With these regulations put into effect, in combination with the lack of information about whether or not Semenya is biologically a female of male, society has seemed to come to the conclusion that Semenya is intersex, meaning she was born with any variation of characteristics, chromosomes, gonads, sex hormones, or genitals. After her initial testing, there had been alleged leaks to media outlets such as Australia's Daily Telegraph newspaper which stated that Semenya's results proved that her testosterone levels were too high. This information, while not credible, has been widely accepted as fact. Whether or not Semenya is intersex, society appears to be missing the point that no one is entitled to this information. Running off their newfound acceptance that the Olympic champion is intersex, it calls into question whether her elevated levels of testosterone makes her a man.
The IAAF published a study concluding that higher levels of testosterone do, in fact, contribute to the level of performance in track and field. However, higher testosterone levels have never been the sole determining factor for sex or gender. There are conditions that affect women, such as PCOS, in which the ovaries produce extra amounts of testosterone. However, those women never have their womanhood called into question, nor should they—and neither should Semenya.
Every aspect of the issue surrounding Semenya's body has been deplorable, to say the least. However, there has not been enough recognition as to how invasive and degrading sex testing actually is. For any woman, at any age, to have her body forcibly examined and studied like a science project by "experts" is humiliating and unethical. Under no circumstances have Semenya's health or well-being been considered upon discovering that her body allegedly produces an excessive amount of testosterone. For the sake of an organization, for the comfort of white female athletes who felt as though Semenya's gender was an unfair advantage against them, Semenya and other women like her, must undergo hormone treatment to reduce their performance to that of which women are expected to perform at. Yet some women within the athletic community are unphased by this direct attempt to further prove women as inferior athletes.

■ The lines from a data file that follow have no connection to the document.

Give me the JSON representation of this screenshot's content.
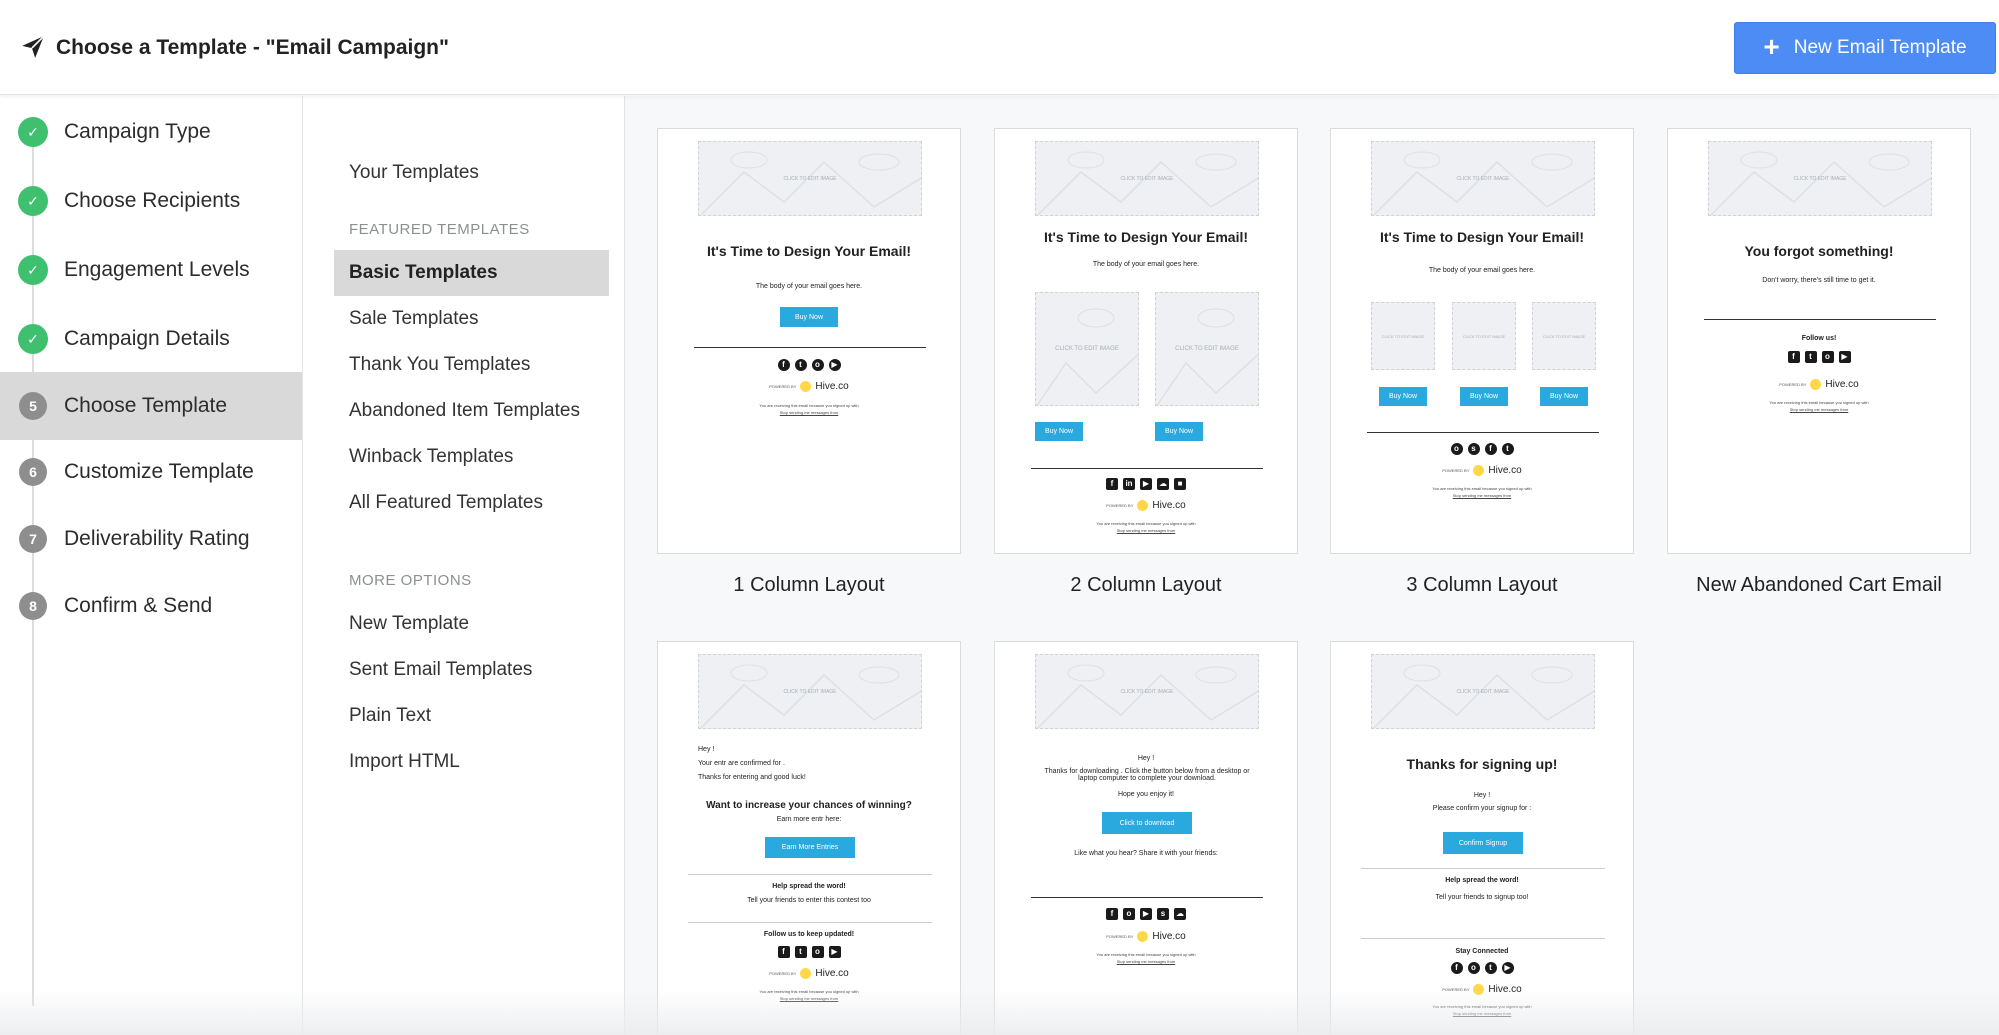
{
  "header": {
    "title": "Choose a Template - \"Email Campaign\"",
    "logo_icon": "paper-plane-icon",
    "new_button_label": "New Email Template",
    "new_button_color": "#4d8bf5"
  },
  "steps": [
    {
      "number": "1",
      "label": "Campaign Type",
      "status": "done"
    },
    {
      "number": "2",
      "label": "Choose Recipients",
      "status": "done"
    },
    {
      "number": "3",
      "label": "Engagement Levels",
      "status": "done"
    },
    {
      "number": "4",
      "label": "Campaign Details",
      "status": "done"
    },
    {
      "number": "5",
      "label": "Choose Template",
      "status": "active"
    },
    {
      "number": "6",
      "label": "Customize Template",
      "status": "pending"
    },
    {
      "number": "7",
      "label": "Deliverability Rating",
      "status": "pending"
    },
    {
      "number": "8",
      "label": "Confirm & Send",
      "status": "pending"
    }
  ],
  "categories": {
    "your_templates": "Your Templates",
    "featured_heading": "FEATURED TEMPLATES",
    "featured": [
      "Basic Templates",
      "Sale Templates",
      "Thank You Templates",
      "Abandoned Item Templates",
      "Winback Templates",
      "All Featured Templates"
    ],
    "active": "Basic Templates",
    "more_heading": "MORE OPTIONS",
    "more": [
      "New Template",
      "Sent Email Templates",
      "Plain Text",
      "Import HTML"
    ]
  },
  "templates": {
    "t1": {
      "name": "1 Column Layout",
      "headline": "It's Time to Design Your Email!",
      "body": "The body of your email goes here.",
      "button": "Buy Now"
    },
    "t2": {
      "name": "2 Column Layout",
      "headline": "It's Time to Design Your Email!",
      "body": "The body of your email goes here.",
      "button": "Buy Now",
      "image_label": "CLICK TO EDIT IMAGE"
    },
    "t3": {
      "name": "3 Column Layout",
      "headline": "It's Time to Design Your Email!",
      "body": "The body of your email goes here.",
      "button": "Buy Now",
      "image_label": "CLICK TO EDIT IMAGE"
    },
    "t4": {
      "name": "New Abandoned Cart Email",
      "headline": "You forgot something!",
      "body": "Don't worry, there's still time to get it.",
      "follow": "Follow us!"
    },
    "t5": {
      "greeting": "Hey !",
      "line1": "Your entr are confirmed for .",
      "line2": "Thanks for entering and good luck!",
      "headline": "Want to increase your chances of winning?",
      "earn": "Earn more entr here:",
      "button": "Earn More Entries",
      "spread": "Help spread the word!",
      "tell": "Tell your friends to enter this contest too",
      "follow": "Follow us to keep updated!"
    },
    "t6": {
      "greeting": "Hey !",
      "line1": "Thanks for downloading . Click the button below from a desktop or laptop computer to complete your download.",
      "line2": "Hope you enjoy it!",
      "button": "Click to download",
      "share": "Like what you hear? Share it with your friends:"
    },
    "t7": {
      "headline": "Thanks for signing up!",
      "greeting": "Hey !",
      "line1": "Please confirm your signup for :",
      "button": "Confirm Signup",
      "spread": "Help spread the word!",
      "tell": "Tell your friends to signup too!",
      "stay": "Stay Connected"
    },
    "hero_label": "CLICK TO EDIT IMAGE",
    "powered_by": "POWERED BY",
    "brand": "Hive.co",
    "footer_line": "You are receiving this email because you signed up with",
    "footer_link": "Stop sending me messages from"
  }
}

As difficult as this global invasion of privacy has been for the athlete, the humiliation and sense of violation is felt by her people in South Africa. Writer and activist, Kari, reported that Semenya has had the country's undying support since her first global appearance in 2009. Even after the IAAF released their new regulations, South Africans have refuted their accusations. Kari stated, "The Minister of Sports and Recreation and the Africa National Congress, South Africa's ruling party labeled the decision as anti-sport, racist, and homophobic." It is no secret that the build and appearance of Black women have always been met with racist and sexist commentary. Because Black women have never managed to fit into the European standard of beauty catered to and in favor of white women, the accusations of Semenya appearing too masculine were unsurprising.
Despite the countless injustices Semenya has faced over the years, she remains as determined as ever to return to track and field and compete amongst women as the woman she is. Her fight against the IAAF's regulations continues as the Olympic champion has been receiving and outpour of support in wake of the Association's decision. Semenya is determined to run again, win again, and set new and inclusive standards for women's sports.